- Historic Sites
The Example Of Private Slovik
Of the thousands of American soldiers court-martialed for desertion in World War II, Eddie Slovik was the only one put to death. One of the judges who convicted him looks back with regret.
September/October 1987 | Volume 38, Issue 6
It is simply not true that legal skills have no place in courts-martial. A few weeks before the Slovik trial, I had served on a general court-martial that tried a private for the deliberate murder of his sergeant at close quarters in broad daylight before numbers of witnesses. The killer had as his defense counsel Lt. Col. Thomas Hoban, the officer who was later in charge of the task force in Wiltz for which I volunteered. In civilian life Hoban was a judge. The site of the killing was a street outside a bar in a French village. Cross-examining the military surgeon who had pronounced the sergeant dead, Hoban drew from him the acknowledgment that “of course” he had not conducted an autopsy. On the grounds that we were in the midst of hostilities and that it was therefore not impossible that the sergeant had been fortuitously killed by a stray enemy bullet, and with no incontrovertible evidence to the contrary, Hoban moved for a directed acquittal. The prosecutor was speechless. The court sat in closed session wrestling with this for more than an hour before we came to our senses. It was an all-day trial. The killer was said to be the most hated and feared man in his squad; the sergeant, highly respected and liked. The verdict was guilty; the sentence, life imprisonment. Later, when I asked Hoban what he would have done if his maneuver had succeeded, he said he would have made sure his client had been confined to the stockade on some pretext or other.
In the course of the Slovik trial, an experienced defense counsel might have sweated the division psychiatrist on his statement “I consider him sane and responsible for his actions.” He might also have located some witnesses to say something on behalf of the defendant’s ordinary conduct.
The circumstances were, therefore, such that Slovik could not receive a fair trial. We members of the court, all of us, were what would today be described as “establishment types.” Our lack of firsthand, close-up battle experience disqualified us as a jury of Slovak’s peers. The legal inexperience of his defense counsel amounted to a failure to grant him the full benefit of his day in court. He did not receive a fair trial.
The final sentence of my statement to Huie—“I believe I would have tried to do whatever was in my Dower to get the entire case reviewed on this basis” (that the circumstances of the trial were unfair)—was hypothetical and based on the supposition of my eluding capture by the Germans and reporting back to division.
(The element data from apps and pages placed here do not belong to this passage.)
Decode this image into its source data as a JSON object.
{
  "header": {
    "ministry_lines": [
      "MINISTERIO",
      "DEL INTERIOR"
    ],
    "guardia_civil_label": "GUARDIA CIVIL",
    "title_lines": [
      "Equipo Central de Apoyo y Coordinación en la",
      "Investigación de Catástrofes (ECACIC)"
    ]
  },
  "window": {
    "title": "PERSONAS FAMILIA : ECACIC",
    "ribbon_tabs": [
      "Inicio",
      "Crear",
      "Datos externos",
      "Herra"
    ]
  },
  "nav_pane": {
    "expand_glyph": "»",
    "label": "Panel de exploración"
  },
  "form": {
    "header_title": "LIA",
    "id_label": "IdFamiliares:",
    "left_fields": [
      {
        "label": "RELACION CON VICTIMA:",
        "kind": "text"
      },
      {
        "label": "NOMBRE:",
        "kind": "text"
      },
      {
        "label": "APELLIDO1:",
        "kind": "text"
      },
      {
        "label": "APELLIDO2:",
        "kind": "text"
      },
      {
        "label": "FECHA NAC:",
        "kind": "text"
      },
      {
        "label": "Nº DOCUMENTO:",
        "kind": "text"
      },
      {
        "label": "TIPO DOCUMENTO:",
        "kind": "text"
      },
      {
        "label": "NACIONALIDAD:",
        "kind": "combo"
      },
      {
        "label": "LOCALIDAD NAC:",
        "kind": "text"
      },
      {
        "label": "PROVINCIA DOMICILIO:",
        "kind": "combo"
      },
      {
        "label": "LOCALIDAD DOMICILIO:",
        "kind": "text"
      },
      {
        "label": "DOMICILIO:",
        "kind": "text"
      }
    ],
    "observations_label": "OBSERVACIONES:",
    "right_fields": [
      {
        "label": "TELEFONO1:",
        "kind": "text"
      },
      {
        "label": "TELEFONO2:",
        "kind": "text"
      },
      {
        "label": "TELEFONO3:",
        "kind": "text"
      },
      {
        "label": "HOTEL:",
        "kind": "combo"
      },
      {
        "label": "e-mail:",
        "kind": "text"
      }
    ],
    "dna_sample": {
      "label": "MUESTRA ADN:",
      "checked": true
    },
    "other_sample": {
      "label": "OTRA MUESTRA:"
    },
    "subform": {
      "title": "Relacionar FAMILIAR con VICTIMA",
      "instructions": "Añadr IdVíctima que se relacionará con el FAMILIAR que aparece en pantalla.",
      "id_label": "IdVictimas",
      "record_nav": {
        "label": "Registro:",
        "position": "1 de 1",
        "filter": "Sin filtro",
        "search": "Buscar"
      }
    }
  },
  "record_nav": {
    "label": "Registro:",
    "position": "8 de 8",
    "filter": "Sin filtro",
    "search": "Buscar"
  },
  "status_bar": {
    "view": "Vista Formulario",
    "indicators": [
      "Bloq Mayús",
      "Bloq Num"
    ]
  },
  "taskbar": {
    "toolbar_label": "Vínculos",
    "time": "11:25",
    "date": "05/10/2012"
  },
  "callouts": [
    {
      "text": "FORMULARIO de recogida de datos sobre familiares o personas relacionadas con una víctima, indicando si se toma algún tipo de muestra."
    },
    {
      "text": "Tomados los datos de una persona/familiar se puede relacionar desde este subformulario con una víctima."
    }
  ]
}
What would have been in my power was to “go through channels,” the normal bureaucratic process. Obviously I would have been strongly motivated to do so. Since reading the transcript of the court records and the review process in 1979, I do not believe that any plea by me on Slovik’s behalf would have met with sympathy at any point in the chain of command. Minds were apparently closed from division upward after the conviction and sentencing. Going beyond my legitimate power would have meant rebellion of some kind. In addition to strong conviction, this would have required moral courage rarer by far than the physical courage called bravery, which the military rewards with medals. I am not now sure I would have had the moral courage to pursue the Slovik case.
Huie’s book The Execution of Private Slovik appeared early in 1954 and was extremely well received. The Sunday New York Times review was by Brig. Gen. S. L. A. Marshall, the noted military historian; Saturday Review gave the book a favorable full page. A long summary ran in the May 4,1954, issue of Look.
It is a good, even powerful book, dramatic and thought-provoking. The theme is justice; the drama is Slovik as a victim of history. No reader, myself included, can fail to feel pity for this quite unremarkable individual deliberately deprived of his life by the relentless machine he had provoked. Frank Sinatra bought the story from Huie and in 1960 hired Albert Maltz, a Hollywood author, to write the screenplay. Maltz had gone to jail for contempt of the House UnAmerican Activities Committee and had been blacklisted. Sinatra, gutsy in those days, later capitulated and sold the rights to Richard Dubelman, a television producer. Dubelman sold them to William Link and Richard Levinson, who in 1974 produced a moving two-and-a half-hour TV special, “The Execution of Private Slovik,” with Martin Sheen in the role of Slovik. It has had many reruns.
In 1974 Slovik’s defense counsel, Woods, long retired from the military, and Robert N. DeFinis, an associate of his, began a public campaign to win financial help from the government for Slovik’s widow, ill and destitute. There was certainly a basis for her eligibility to receive his GI life insurance; the part of the sentence that forfeited “all pay and allowances due” had been eliminated by the division commander and the reviewing authorities. Nonetheless, she was denied all funds. In 1978 President Carter sponsored a bill authorizing the payment to her of seventy thousand dollars. She died before it came to a vote.